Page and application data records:
++++++++++

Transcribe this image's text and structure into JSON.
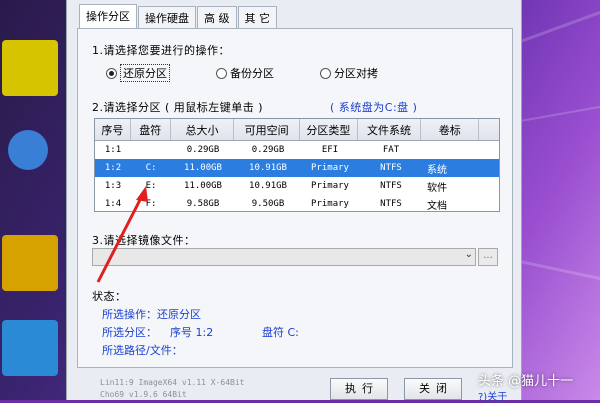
{
  "tabs": [
    {
      "label": "操作分区",
      "active": true
    },
    {
      "label": "操作硬盘",
      "active": false
    },
    {
      "label": "高 级",
      "active": false
    },
    {
      "label": "其 它",
      "active": false
    }
  ],
  "section1": {
    "title": "1.请选择您要进行的操作：",
    "options": [
      "还原分区",
      "备份分区",
      "分区对拷"
    ],
    "selected": "还原分区"
  },
  "section2": {
    "title": "2.请选择分区 ( 用鼠标左键单击 )",
    "system_disk": "( 系统盘为C:盘 )",
    "columns": [
      "序号",
      "盘符",
      "总大小",
      "可用空间",
      "分区类型",
      "文件系统",
      "卷标"
    ],
    "rows": [
      [
        "1:1",
        "",
        "0.29GB",
        "0.29GB",
        "EFI",
        "FAT",
        ""
      ],
      [
        "1:2",
        "C:",
        "11.00GB",
        "10.91GB",
        "Primary",
        "NTFS",
        "系统"
      ],
      [
        "1:3",
        "E:",
        "11.00GB",
        "10.91GB",
        "Primary",
        "NTFS",
        "软件"
      ],
      [
        "1:4",
        "F:",
        "9.58GB",
        "9.50GB",
        "Primary",
        "NTFS",
        "文档"
      ]
    ],
    "selected_row": 1
  },
  "section3": {
    "title": "3.请选择镜像文件：",
    "value": "",
    "browse_label": "..."
  },
  "status": {
    "title": "状态：",
    "operation_label": "所选操作：",
    "operation_value": "还原分区",
    "partition_label": "所选分区：",
    "partition_seq": "序号 1:2",
    "partition_drive": "盘符 C:",
    "path_label": "所选路径/文件："
  },
  "buttons": {
    "execute": "执行",
    "close": "关闭"
  },
  "version_lines": [
    "Lin11:9 ImageX64 v1.11 X-64Bit",
    "Cho69 v1.9.6 64Bit"
  ],
  "about_link": "?)关于",
  "watermark": "头条 @猫儿十一",
  "colors": {
    "selection": "#2b7ee0",
    "accent_text": "#1a3fd0",
    "arrow": "#e02020"
  }
}
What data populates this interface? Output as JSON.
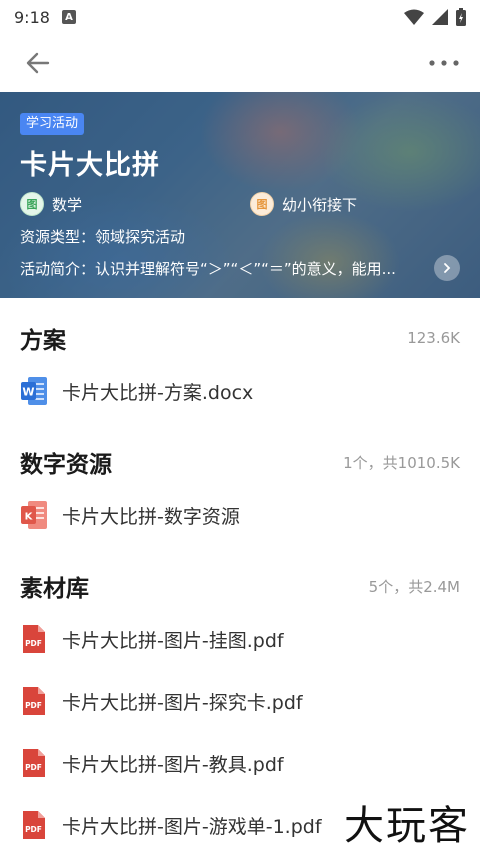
{
  "status_bar": {
    "time": "9:18",
    "a_badge": "A"
  },
  "header": {
    "back_icon": "arrow-left-icon",
    "more_icon": "more-horizontal-icon"
  },
  "banner": {
    "tag": "学习活动",
    "title": "卡片大比拼",
    "subject_icon_text": "图",
    "subject": "数学",
    "grade_icon_text": "图",
    "grade": "幼小衔接下",
    "resource_type": "资源类型：领域探究活动",
    "intro": "活动简介：认识并理解符号“＞”“＜”“＝”的意义，能用..."
  },
  "sections": {
    "plan": {
      "title": "方案",
      "size": "123.6K",
      "files": [
        {
          "name": "卡片大比拼-方案.docx",
          "icon": "word-icon"
        }
      ]
    },
    "digital": {
      "title": "数字资源",
      "size": "1个，共1010.5K",
      "files": [
        {
          "name": "卡片大比拼-数字资源",
          "icon": "presentation-icon"
        }
      ]
    },
    "materials": {
      "title": "素材库",
      "size": "5个，共2.4M",
      "files": [
        {
          "name": "卡片大比拼-图片-挂图.pdf",
          "icon": "pdf-icon"
        },
        {
          "name": "卡片大比拼-图片-探究卡.pdf",
          "icon": "pdf-icon"
        },
        {
          "name": "卡片大比拼-图片-教具.pdf",
          "icon": "pdf-icon"
        },
        {
          "name": "卡片大比拼-图片-游戏单-1.pdf",
          "icon": "pdf-icon"
        }
      ]
    }
  },
  "watermark": "大玩客",
  "colors": {
    "tag_bg": "#4a86f2",
    "word_blue": "#2b6fd6",
    "pdf_red": "#d9453b",
    "ppt_red": "#e0574a"
  }
}
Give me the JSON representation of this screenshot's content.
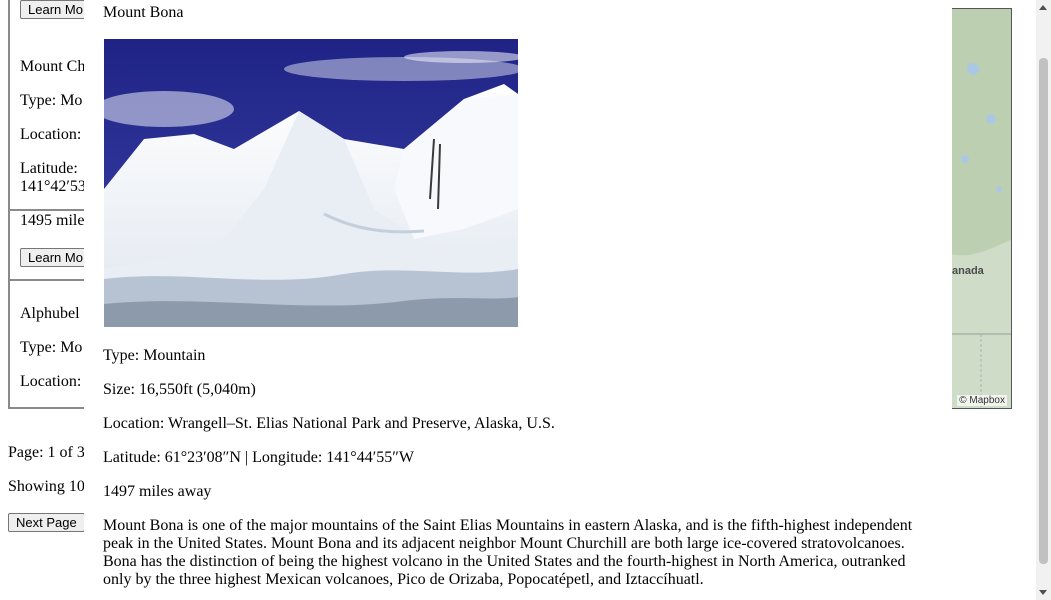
{
  "results": {
    "cards": [
      {
        "button_label": "Learn Mo"
      },
      {
        "name": "Mount Ch",
        "type": "Type: Mo",
        "location": "Location:",
        "lat": "Latitude: ",
        "lon": "141°42′53",
        "distance": "1495 mile",
        "button_label": "Learn Mo"
      },
      {
        "name": "Alphubel",
        "type": "Type: Mo",
        "location": "Location:"
      }
    ]
  },
  "pager": {
    "page_text": "Page: 1 of 3",
    "showing_text": "Showing 10",
    "next_label": "Next Page"
  },
  "map": {
    "label": "anada",
    "attribution": "© Mapbox"
  },
  "modal": {
    "title": "Mount Bona",
    "type": "Type: Mountain",
    "size": "Size: 16,550ft (5,040m)",
    "location": "Location: Wrangell–St. Elias National Park and Preserve, Alaska, U.S.",
    "coordinates": "Latitude: 61°23′08″N | Longitude: 141°44′55″W",
    "distance": "1497 miles away",
    "description": "Mount Bona is one of the major mountains of the Saint Elias Mountains in eastern Alaska, and is the fifth-highest independent peak in the United States. Mount Bona and its adjacent neighbor Mount Churchill are both large ice-covered stratovolcanoes. Bona has the distinction of being the highest volcano in the United States and the fourth-highest in North America, outranked only by the three highest Mexican volcanoes, Pico de Orizaba, Popocatépetl, and Iztaccíhuatl."
  },
  "colors": {
    "sky": "#2b2f8f",
    "snow": "#f2f5fa",
    "ice_shadow": "#a9b7c9",
    "border": "#8a8a8a"
  }
}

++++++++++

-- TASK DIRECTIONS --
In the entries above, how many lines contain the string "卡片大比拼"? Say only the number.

-- FINISHED EXERCISE --
7